It was easy to get confused trying to guess what Donald Trump would do about the young people brought to this country illegally as children. Would he act on his professed love of the "dreamers" or cater to his hard-line anti-immigrant base? Would he listen to Paul Ryan or Jeff Sessions? Would he side with business executives or Breitbart?
But it's not really hard to tell what Trump will do on any issue. Just ask: What would a white racist do? If you can answer that question, you have a good idea which way Trump will go.
His record on the campaign trail and in office shows a clear pattern. He said Mexican immigrants are "bringing crime. They're rapists." He called for "a total and complete shutdown of Muslims entering the United States." He said the Indiana-born judge presiding over a lawsuit against Trump University was unfair because "he's a Mexican."
He accused China and South Korea of stealing our jobs. His budget included cuts in funding for prevention of HIV and AIDS abroad. He wants to reduce legal immigration by half. He pardoned former Sheriff Joe Arpaio, who was found guilty of illegal racial profiling.
More recently, Trump exhibited a strong reluctance to disown the white supremacists who marched in Charlottesville, Virginia. After finally coming forth with a condemnation of neo-Nazis and their ilk, he backtracked, blaming "both sides" for the violence.
There is a single unmistakable thread running through this entire fabric: race. The people he attacks or shortchanges are almost always nonwhite. And the pattern is too consistent to be accidental. What has Trump done, after all, that a white racist would not have done?
Some of his views are not subtle at all. Last year, he insisted that five black teens were guilty of a brutal 1989 sexual assault in Central Park -- even though DNA evidence had exonerated them. After David Duke endorsed him, Trump claimed he knew nothing about the neo-Nazi leader -- whom he had publicly criticized as recently as 2000.
"Sad to see the history and culture of our great country being ripped apart with the removal of our beautiful statues and monuments," he tweeted last month, referring to Confederate memorials.
"Culture"? Trump was born in Queens and has lived most of his life in midtown Manhattan. His cultural roots are far removed from the people who erected those monuments.
He's never shown an affinity for things that are especially popular in the South -- college football, church, NASCAR, hunting, fishing, country music, barbecue, you name it. What he has in common with the Southerners who worship Robert E. Lee is not culture but complexion.
There is, of course, one person widely reviled by Republicans as well as Democrats who escapes Trump's criticism. But then, Vladimir Putin is as pale as Siberian snow.
It's not entirely clear whether Trump is a privileged ignoramus whose life has blinded him to the perspective of nonwhites or a conscious bigot who regards various minorities as inferior. But it doesn't really matter what it's in his heart. It's enough that his public conduct is so consistent with outright racism.

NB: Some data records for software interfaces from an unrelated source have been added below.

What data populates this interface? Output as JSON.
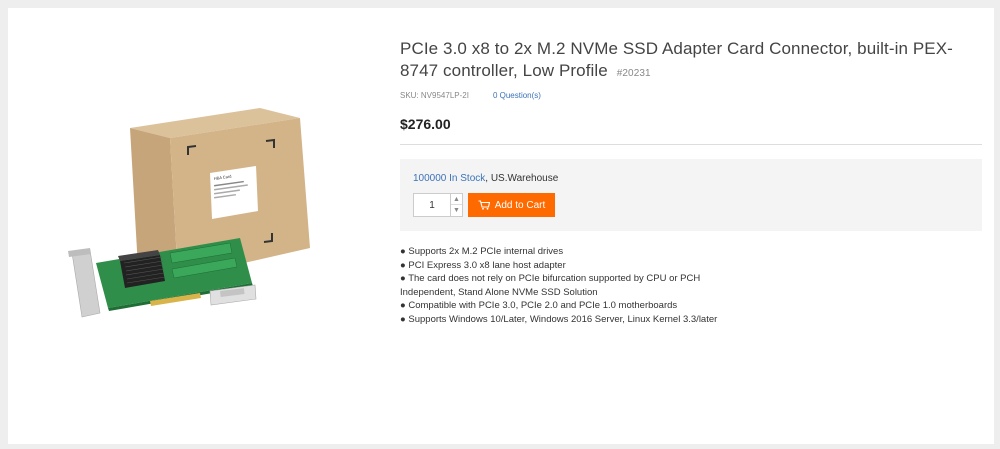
{
  "product": {
    "title": "PCIe 3.0 x8 to 2x M.2 NVMe SSD Adapter Card Connector, built-in PEX-8747 controller, Low Profile",
    "item_number": "#20231",
    "sku_label": "SKU:",
    "sku": "NV9547LP-2I",
    "questions": "0 Question(s)",
    "price": "$276.00"
  },
  "buy_box": {
    "stock_qty": "100000 In Stock",
    "stock_suffix": ", US.Warehouse",
    "quantity": "1",
    "add_to_cart": "Add to Cart"
  },
  "image": {
    "box_label": "HBA Card"
  },
  "features": [
    "● Supports 2x M.2 PCIe internal drives",
    "● PCI Express 3.0 x8 lane host adapter",
    "● The card does not rely on PCIe bifurcation supported by CPU or PCH",
    "Independent, Stand Alone NVMe SSD Solution",
    "● Compatible with PCIe 3.0, PCIe 2.0 and PCIe 1.0 motherboards",
    "● Supports Windows 10/Later, Windows 2016 Server, Linux Kernel 3.3/later"
  ],
  "colors": {
    "accent": "#ff6a00",
    "link": "#3b73b9",
    "box": "#c9a77c",
    "pcb": "#2f8f4a"
  }
}
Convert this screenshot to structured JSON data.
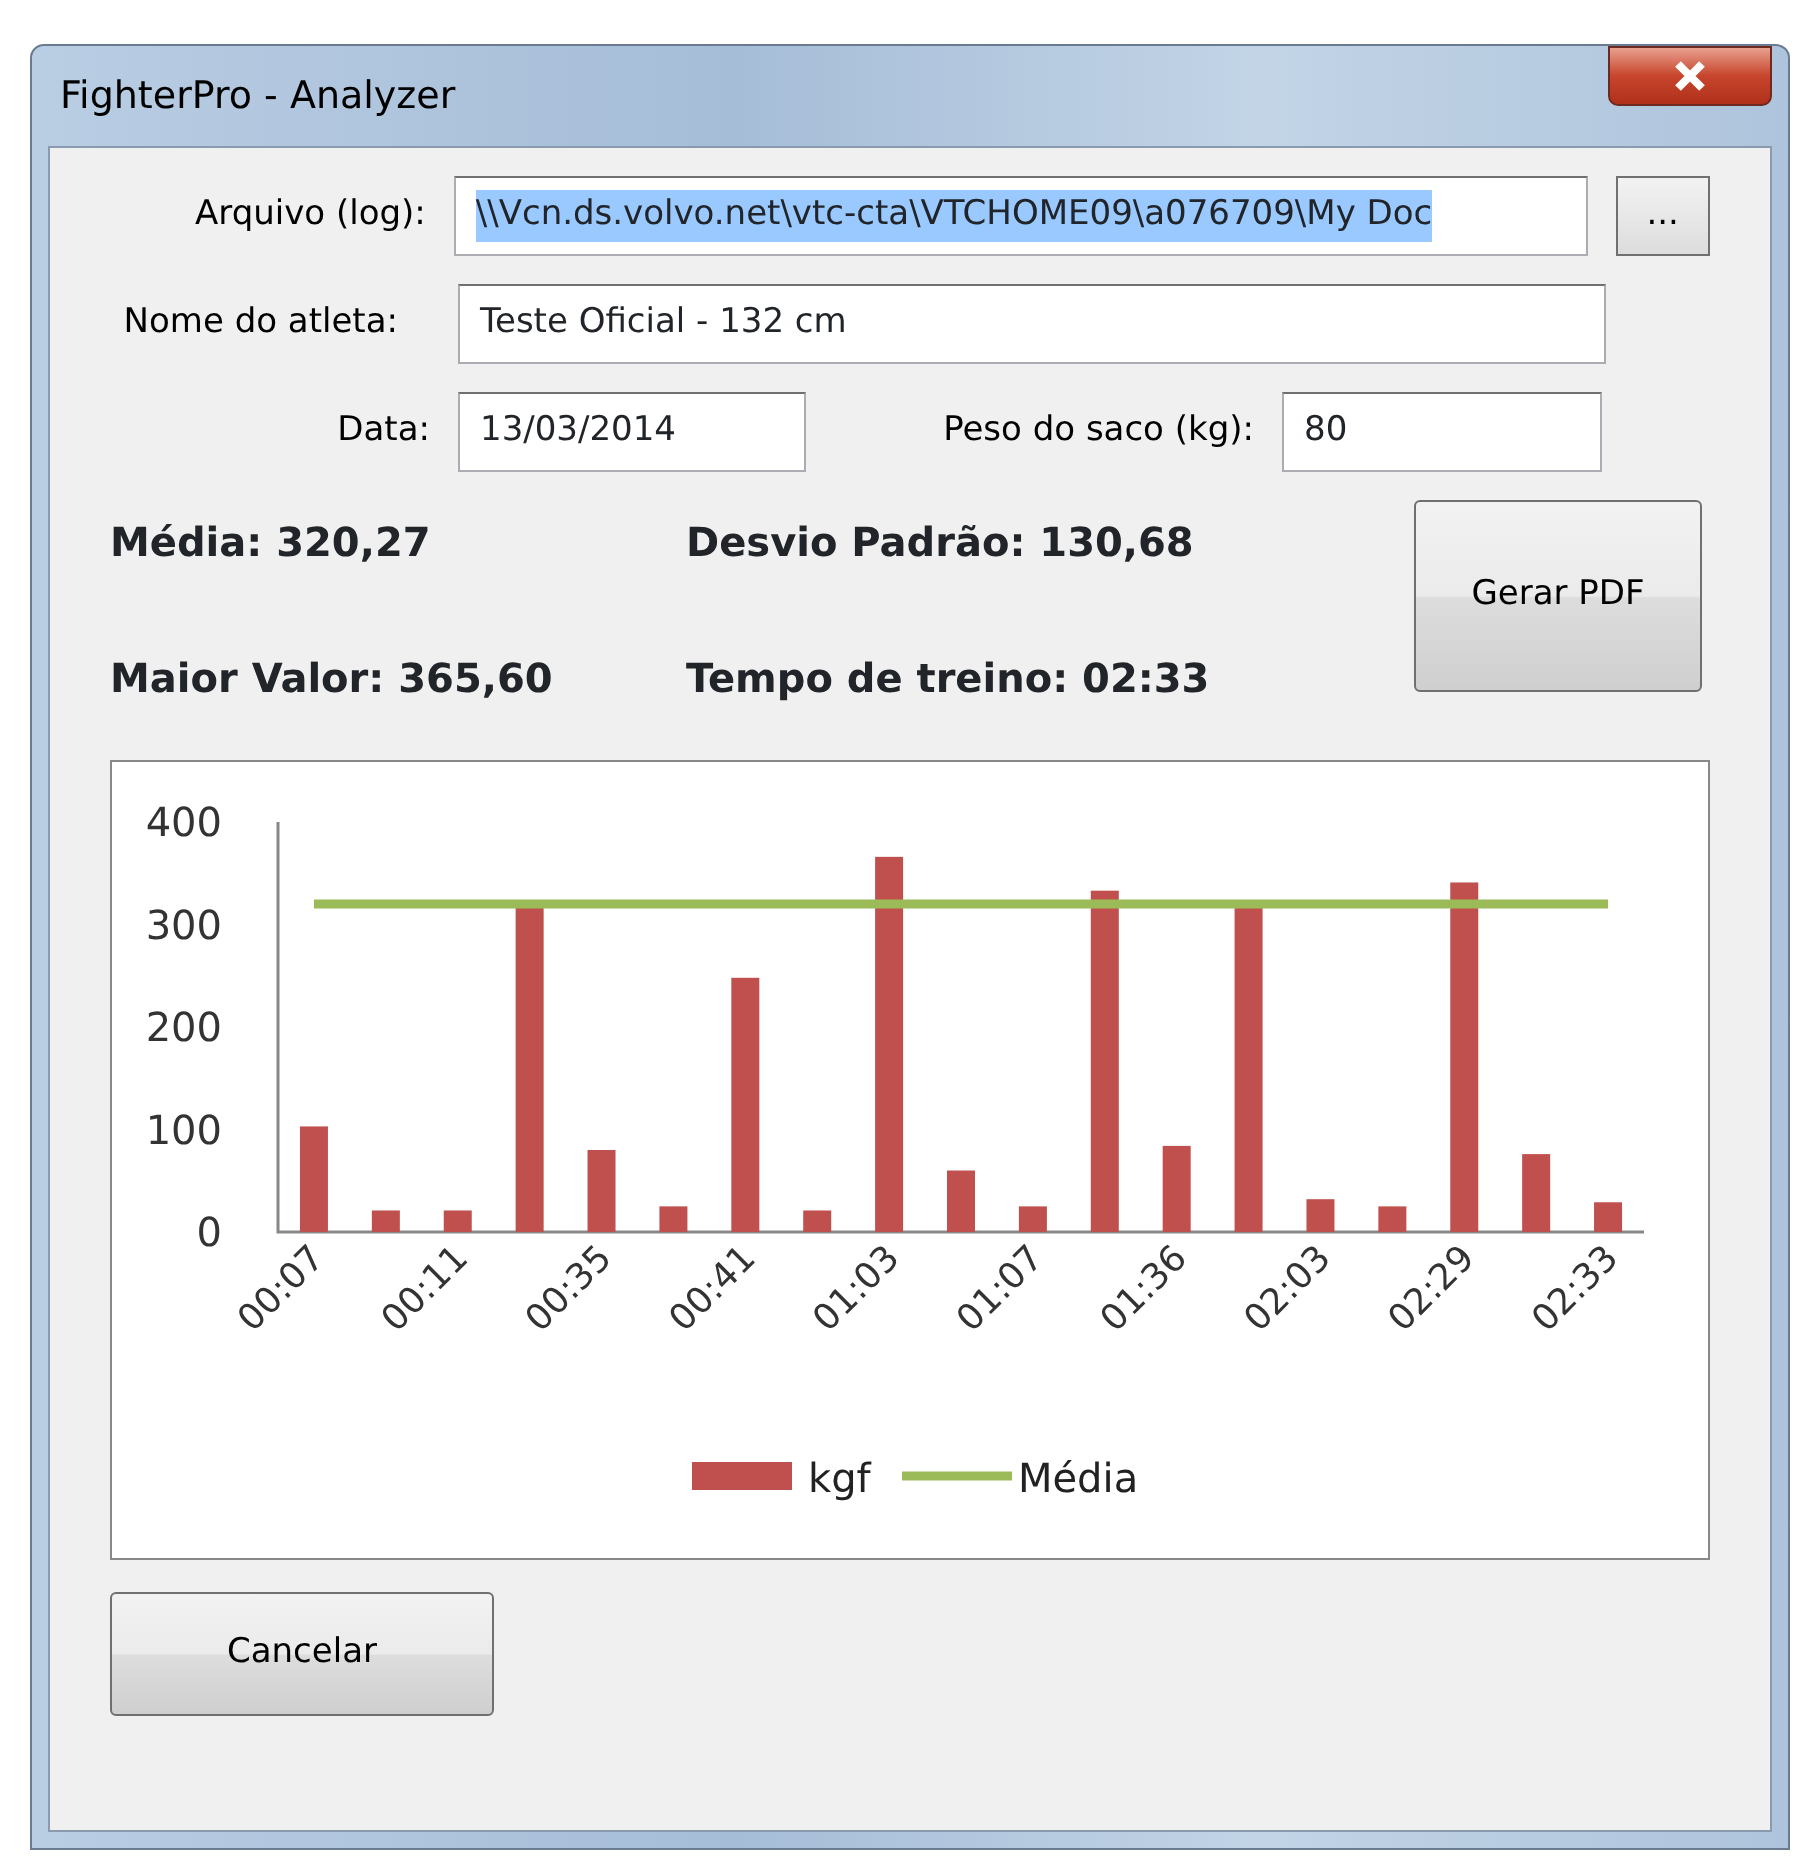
{
  "window": {
    "title": "FighterPro - Analyzer"
  },
  "fields": [
    {
      "label": "Arquivo (log):",
      "value": "\\\\Vcn.ds.volvo.net\\vtc-cta\\VTCHOME09\\a076709\\My Doc",
      "selected": true,
      "browse": "..."
    },
    {
      "label": "Nome do atleta:",
      "value": "Teste Oficial - 132 cm",
      "selected": false
    },
    {
      "label": "Data:",
      "value": "13/03/2014",
      "selected": false
    },
    {
      "label": "Peso do saco (kg):",
      "value": "80",
      "selected": false
    }
  ],
  "stats": [
    "Média: 320,27",
    "Desvio Padrão: 130,68",
    "Maior Valor: 365,60",
    "Tempo de treino: 02:33"
  ],
  "pdf_button": "Gerar PDF",
  "chart_data": {
    "type": "bar",
    "categories": [
      "00:07",
      null,
      "00:11",
      null,
      "00:35",
      null,
      "00:41",
      null,
      "01:03",
      null,
      "01:07",
      null,
      "01:36",
      null,
      "02:03",
      null,
      "02:29",
      null,
      "02:33"
    ],
    "legend": "bottom",
    "ylim": [
      0,
      400
    ],
    "yticks": [
      0,
      100,
      200,
      300,
      400
    ],
    "series": [
      {
        "name": "kgf",
        "color": "#c0504d",
        "type": "bar",
        "values": [
          103,
          21,
          21,
          318,
          80,
          25,
          248,
          21,
          366,
          60,
          25,
          333,
          84,
          320,
          32,
          25,
          341,
          76,
          29
        ]
      },
      {
        "name": "Média",
        "color": "#9bbb59",
        "type": "line",
        "values": [
          320,
          320,
          320,
          320,
          320,
          320,
          320,
          320,
          320,
          320,
          320,
          320,
          320,
          320,
          320,
          320,
          320,
          320,
          320
        ]
      }
    ]
  },
  "cancel_button": "Cancelar"
}
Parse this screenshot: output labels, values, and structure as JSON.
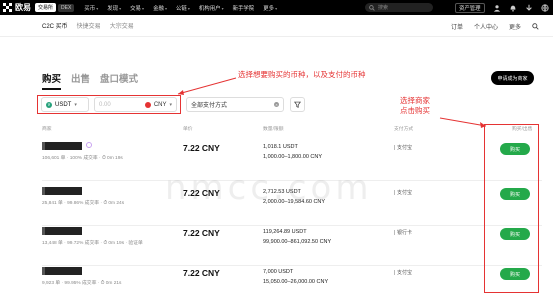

That compatibility is not lost on whites who are fearful and resentful of blacks, Latinos, and Muslims. His appeal to this group was crucial to his political rise -- which began, remember, with his fraudulent questioning of Barack Obama's birthplace.
It was Obama who made Trump possible because having an African-American in the White House supercharged white fears. Whites who dislike interracial dating were no more likely to vote Republican than Democratic before Obama. Once he became president, this group moved en masse toward the GOP.
Trump took advantage of the shift. His loaded language and hard-edged positions were perfectly calculated to attract white voters who feel threatened by minority groups.
He has lived up to their expectations, and his order to end the Deferred Action for Childhood Arrivals program didn't disappoint. Attorney General Sessions managed to tie DACA to "crime, violence, and even terrorism."
Though Trump indicated he would be willing to consider legislation to protect the dreamers, Congress isn't likely to pass it -- and there is no guarantee he would sign it. His promise to "revisit this issue" if Congress fails to act is meaningless. Not surprisingly, David Duke was pleased with Trump's DACA decision.
You don't have to be a white racist to be satisfied with Trump's presidency. But it certainly helps.